━━ Data to examine ━━

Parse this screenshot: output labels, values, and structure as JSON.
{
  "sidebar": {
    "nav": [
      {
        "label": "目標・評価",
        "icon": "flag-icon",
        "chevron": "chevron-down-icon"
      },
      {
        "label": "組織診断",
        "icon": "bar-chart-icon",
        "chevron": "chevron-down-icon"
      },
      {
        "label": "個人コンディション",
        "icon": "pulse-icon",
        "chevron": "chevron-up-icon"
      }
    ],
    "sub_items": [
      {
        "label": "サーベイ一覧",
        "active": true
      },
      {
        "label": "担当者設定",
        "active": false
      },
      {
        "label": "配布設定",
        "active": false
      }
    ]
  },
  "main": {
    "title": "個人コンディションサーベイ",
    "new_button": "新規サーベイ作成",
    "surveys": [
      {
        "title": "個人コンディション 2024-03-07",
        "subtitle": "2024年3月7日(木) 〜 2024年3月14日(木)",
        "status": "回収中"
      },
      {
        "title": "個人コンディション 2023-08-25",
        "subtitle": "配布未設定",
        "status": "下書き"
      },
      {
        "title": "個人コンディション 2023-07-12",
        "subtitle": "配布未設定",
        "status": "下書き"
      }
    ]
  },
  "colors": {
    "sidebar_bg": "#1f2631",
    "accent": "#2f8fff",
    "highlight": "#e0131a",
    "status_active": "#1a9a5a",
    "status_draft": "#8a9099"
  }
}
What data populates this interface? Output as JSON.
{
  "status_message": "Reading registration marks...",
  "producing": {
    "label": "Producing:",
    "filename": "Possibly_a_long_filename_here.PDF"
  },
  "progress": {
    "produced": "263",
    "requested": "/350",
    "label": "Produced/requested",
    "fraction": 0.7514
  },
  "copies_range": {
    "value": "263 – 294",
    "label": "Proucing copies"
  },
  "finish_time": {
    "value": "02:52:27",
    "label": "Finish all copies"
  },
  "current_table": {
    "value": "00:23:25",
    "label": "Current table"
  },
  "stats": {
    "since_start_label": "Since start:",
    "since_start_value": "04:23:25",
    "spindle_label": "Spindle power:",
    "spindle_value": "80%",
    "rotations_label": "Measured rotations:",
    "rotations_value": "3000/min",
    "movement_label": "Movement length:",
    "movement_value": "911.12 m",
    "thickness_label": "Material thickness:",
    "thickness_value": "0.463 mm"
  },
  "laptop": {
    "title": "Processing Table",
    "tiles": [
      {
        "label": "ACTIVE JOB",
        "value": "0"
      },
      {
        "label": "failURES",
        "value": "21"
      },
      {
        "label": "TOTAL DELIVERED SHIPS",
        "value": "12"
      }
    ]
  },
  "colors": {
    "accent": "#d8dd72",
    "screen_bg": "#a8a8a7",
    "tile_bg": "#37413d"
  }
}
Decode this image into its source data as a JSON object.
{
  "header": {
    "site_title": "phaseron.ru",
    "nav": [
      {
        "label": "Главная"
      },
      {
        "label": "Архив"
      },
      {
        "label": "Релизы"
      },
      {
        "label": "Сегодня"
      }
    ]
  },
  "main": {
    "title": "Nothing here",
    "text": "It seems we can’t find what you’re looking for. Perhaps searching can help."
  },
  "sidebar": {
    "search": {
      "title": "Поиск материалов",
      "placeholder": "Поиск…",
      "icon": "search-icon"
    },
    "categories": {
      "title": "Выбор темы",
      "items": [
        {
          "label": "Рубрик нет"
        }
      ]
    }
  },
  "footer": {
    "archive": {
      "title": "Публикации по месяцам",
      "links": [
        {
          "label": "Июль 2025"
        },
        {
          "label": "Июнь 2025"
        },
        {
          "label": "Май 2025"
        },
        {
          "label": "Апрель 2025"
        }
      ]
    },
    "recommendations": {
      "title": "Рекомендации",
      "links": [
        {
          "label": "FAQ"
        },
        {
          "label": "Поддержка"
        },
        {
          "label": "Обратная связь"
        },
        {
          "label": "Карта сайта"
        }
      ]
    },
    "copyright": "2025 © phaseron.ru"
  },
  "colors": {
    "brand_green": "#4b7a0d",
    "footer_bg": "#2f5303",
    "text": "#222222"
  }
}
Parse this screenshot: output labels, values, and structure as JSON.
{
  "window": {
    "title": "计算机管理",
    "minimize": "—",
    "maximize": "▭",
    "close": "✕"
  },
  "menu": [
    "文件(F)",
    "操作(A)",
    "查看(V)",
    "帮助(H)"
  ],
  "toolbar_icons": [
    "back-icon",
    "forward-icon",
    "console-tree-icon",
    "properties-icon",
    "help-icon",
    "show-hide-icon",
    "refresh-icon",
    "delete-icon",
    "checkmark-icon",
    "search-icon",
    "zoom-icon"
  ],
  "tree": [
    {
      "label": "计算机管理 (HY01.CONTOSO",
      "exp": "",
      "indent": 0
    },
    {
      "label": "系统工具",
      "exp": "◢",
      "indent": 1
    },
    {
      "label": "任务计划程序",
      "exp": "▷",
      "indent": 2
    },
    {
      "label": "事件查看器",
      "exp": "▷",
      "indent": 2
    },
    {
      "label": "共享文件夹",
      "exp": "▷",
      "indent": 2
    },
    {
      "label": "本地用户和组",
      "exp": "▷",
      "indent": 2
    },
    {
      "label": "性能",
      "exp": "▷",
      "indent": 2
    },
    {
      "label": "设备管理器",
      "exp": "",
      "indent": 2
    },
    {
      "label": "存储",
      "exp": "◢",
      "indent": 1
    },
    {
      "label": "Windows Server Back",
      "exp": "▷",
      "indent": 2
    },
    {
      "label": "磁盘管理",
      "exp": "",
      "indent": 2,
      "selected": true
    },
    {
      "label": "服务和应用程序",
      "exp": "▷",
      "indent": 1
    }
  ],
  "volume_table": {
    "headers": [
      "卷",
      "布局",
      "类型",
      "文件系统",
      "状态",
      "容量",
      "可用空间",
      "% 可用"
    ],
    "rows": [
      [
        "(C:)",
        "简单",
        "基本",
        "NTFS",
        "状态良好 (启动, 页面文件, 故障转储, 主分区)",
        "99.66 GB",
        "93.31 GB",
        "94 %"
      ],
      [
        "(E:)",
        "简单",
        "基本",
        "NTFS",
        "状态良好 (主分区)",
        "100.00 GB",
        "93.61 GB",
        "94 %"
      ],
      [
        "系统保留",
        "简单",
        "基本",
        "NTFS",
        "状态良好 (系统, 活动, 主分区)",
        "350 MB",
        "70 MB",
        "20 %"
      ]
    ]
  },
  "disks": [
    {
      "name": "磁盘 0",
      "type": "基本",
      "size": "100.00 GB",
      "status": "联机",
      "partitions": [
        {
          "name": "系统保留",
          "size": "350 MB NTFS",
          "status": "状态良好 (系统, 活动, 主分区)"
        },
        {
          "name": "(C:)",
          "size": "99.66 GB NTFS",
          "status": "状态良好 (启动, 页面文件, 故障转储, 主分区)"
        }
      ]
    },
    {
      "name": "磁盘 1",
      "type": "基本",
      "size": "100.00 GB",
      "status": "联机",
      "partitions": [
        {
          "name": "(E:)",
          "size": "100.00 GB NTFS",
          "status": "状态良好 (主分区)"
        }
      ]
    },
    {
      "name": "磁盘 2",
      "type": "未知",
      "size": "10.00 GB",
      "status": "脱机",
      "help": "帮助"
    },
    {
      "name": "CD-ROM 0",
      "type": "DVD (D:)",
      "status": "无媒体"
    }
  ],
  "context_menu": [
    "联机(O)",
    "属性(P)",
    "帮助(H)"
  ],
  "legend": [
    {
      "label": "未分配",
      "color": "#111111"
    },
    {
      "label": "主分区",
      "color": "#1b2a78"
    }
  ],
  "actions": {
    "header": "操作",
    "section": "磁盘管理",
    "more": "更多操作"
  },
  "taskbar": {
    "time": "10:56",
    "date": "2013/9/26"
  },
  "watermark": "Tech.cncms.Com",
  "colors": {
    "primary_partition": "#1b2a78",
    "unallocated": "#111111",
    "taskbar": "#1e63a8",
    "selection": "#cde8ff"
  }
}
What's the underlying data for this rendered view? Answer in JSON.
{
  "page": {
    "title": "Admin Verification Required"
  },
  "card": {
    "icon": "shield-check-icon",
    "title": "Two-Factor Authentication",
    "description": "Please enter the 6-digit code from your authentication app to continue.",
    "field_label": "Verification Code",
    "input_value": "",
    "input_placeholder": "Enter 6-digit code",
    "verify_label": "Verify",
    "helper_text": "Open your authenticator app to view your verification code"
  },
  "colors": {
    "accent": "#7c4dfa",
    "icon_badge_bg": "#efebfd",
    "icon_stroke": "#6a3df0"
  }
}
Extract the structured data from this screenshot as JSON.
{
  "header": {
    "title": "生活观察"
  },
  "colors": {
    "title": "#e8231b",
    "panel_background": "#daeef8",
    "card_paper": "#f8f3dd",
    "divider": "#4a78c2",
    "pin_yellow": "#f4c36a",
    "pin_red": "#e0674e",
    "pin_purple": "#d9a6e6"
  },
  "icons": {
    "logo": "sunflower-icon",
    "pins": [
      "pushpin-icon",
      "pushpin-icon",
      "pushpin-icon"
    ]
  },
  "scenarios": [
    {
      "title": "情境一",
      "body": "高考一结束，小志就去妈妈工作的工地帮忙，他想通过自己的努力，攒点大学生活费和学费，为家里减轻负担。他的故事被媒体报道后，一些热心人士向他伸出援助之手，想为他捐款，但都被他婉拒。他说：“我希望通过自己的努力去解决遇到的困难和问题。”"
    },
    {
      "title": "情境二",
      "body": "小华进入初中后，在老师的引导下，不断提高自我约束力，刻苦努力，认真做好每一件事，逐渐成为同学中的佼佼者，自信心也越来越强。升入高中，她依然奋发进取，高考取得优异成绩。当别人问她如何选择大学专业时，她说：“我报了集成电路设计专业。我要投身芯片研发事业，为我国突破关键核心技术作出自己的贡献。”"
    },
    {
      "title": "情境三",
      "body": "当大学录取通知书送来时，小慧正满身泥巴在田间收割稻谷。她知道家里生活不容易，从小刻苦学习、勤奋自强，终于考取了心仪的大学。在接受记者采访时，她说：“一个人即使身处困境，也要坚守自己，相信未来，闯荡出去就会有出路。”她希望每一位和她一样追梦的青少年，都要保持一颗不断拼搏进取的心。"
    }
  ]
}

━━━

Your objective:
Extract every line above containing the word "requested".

Worked solution:
    "requested": "/350",
    "label": "Produced/requested",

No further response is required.